Find a book that can guide you (The “8 Minute Mediation” is a good one, because it guides you thru different types of meditation practices to see which is most user friendly for you).
 
Exercise 1:
 
Dr. Hedaya’s three-step exercise (SNO) 1(Practice this for 5-10 minutes 2 times per day-or even for a minute here and there, when your pain increases):
 

  1. S=Make sure you are in a comfortable position, sitting as upright as you can comfortably sit, in a quiet place.
  2.  

  3. N= Notice, when focusing on your breath, when, and where your mind wanders to—without judging-then bring it back to the focus point. You will notice that your mind has a mind of its own! You are not your mind, your mind operates independently from you and from your will.
  4.  

  5. O=Out of your mind: After a few moments, you will notice that you are observing your mind from  place, you will -where the core you is.

 
Exercise 2
 
When the pain worsens, close your eyes (if you can) and even briefly ‘step back’ and observe the pain, notice its qualities, location, color, shape, movement, vibration, etc. Pick one attribute and imagine it is worse, then imagine the feeling of the pain lessening. With practice you will find that you can modulate the pain with your intention, because a great deal of pain is located and initiated in the brain; it is not completely emanating from the offending body part.
 
4. Do you of know someone who has personal experience in successful mindfulness practice? Is it possible for us to contact this person?
Sorry…no one I can disclose.

 
5. Is there any additional information you would like to share?
 
It is VERY important to know that there are many non-medicinal interventions to reduce the pain of arthritis, from exercise which strengthens muscles around joints, to correction of diet and gastrointestinal issues, and exercise, to non herbal and herbal supplements*.  These interventions can make a very significant difference in levels of pain.
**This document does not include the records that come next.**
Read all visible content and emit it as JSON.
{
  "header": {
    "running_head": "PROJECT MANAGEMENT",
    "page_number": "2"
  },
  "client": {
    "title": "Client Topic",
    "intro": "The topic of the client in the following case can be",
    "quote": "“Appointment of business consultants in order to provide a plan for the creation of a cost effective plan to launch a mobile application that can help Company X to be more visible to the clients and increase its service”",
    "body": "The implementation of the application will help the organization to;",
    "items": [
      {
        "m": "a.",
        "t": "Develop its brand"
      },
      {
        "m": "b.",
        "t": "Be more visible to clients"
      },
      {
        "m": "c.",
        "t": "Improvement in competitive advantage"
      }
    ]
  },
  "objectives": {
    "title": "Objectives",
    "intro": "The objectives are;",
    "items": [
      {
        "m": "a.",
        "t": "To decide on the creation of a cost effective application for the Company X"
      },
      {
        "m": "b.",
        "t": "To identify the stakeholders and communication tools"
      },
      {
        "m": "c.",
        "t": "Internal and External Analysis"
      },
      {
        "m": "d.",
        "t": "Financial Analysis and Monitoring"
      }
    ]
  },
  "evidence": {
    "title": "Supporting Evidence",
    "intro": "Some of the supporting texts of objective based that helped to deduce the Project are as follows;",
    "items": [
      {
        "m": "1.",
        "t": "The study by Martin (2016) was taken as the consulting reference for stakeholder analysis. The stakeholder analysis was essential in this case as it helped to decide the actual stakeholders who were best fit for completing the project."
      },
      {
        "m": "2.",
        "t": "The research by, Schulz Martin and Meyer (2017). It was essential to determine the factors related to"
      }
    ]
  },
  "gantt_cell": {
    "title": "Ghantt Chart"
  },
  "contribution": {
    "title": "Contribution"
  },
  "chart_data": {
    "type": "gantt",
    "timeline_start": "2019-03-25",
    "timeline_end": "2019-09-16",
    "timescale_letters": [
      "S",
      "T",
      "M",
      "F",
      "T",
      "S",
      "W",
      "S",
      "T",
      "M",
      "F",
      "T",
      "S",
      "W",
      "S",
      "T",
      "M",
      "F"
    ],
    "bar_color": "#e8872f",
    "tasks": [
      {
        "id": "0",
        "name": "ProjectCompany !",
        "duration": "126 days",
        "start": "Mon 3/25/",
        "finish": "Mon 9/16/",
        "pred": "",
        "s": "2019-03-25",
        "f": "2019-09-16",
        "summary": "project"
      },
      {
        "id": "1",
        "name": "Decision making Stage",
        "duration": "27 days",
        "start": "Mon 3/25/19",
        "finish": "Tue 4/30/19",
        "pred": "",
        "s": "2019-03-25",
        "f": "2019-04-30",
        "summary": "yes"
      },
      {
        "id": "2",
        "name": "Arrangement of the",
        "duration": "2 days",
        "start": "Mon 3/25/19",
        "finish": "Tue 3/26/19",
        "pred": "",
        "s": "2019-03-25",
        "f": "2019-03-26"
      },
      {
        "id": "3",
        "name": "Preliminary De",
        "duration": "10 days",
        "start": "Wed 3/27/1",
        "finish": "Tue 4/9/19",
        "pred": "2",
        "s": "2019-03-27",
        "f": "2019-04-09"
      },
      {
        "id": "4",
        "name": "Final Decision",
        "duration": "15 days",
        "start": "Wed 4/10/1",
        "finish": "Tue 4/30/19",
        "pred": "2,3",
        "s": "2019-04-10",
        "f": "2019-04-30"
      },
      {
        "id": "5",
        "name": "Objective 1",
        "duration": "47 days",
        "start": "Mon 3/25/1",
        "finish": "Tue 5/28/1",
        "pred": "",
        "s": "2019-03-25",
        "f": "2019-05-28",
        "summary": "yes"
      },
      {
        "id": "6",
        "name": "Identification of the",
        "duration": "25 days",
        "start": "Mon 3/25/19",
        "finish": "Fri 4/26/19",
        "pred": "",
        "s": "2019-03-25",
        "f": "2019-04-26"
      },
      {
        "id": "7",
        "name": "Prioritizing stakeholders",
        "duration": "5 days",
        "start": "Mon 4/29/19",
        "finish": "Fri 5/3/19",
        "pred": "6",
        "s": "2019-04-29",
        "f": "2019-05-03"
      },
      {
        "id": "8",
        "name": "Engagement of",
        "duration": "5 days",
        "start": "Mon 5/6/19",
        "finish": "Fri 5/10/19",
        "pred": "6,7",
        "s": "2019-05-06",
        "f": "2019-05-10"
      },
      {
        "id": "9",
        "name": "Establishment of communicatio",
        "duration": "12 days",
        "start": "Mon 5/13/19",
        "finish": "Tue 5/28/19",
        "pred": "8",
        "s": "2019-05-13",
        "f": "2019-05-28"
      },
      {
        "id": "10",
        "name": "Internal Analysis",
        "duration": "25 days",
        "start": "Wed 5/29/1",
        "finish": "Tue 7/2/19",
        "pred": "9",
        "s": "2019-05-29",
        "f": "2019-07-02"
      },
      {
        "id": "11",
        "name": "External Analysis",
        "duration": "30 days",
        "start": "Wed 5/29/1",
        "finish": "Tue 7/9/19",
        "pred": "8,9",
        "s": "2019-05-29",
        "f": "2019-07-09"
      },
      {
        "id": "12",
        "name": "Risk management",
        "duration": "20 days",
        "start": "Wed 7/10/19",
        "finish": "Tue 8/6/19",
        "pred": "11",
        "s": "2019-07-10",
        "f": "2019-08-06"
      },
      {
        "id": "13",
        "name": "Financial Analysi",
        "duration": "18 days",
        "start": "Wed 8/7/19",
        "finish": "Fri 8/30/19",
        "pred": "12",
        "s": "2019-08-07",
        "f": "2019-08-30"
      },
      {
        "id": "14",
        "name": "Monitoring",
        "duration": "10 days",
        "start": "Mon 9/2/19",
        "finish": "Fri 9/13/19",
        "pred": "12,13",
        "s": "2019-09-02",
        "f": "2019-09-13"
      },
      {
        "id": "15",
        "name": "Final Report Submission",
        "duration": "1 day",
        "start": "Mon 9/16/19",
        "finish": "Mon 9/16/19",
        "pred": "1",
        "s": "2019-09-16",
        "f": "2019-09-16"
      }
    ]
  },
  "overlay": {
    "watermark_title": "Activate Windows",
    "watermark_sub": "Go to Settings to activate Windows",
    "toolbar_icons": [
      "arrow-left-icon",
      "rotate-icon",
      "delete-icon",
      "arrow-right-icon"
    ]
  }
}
*In the spirit of full disclosure, I, having had my own back pain, which did not respond to traditional medical interventions, researched and developed an herbal formula that alleviated my pain.  It was so effective that I went on to manufacture it.  It is herbal formula called Dr H Rejoint.

Join our free newsletter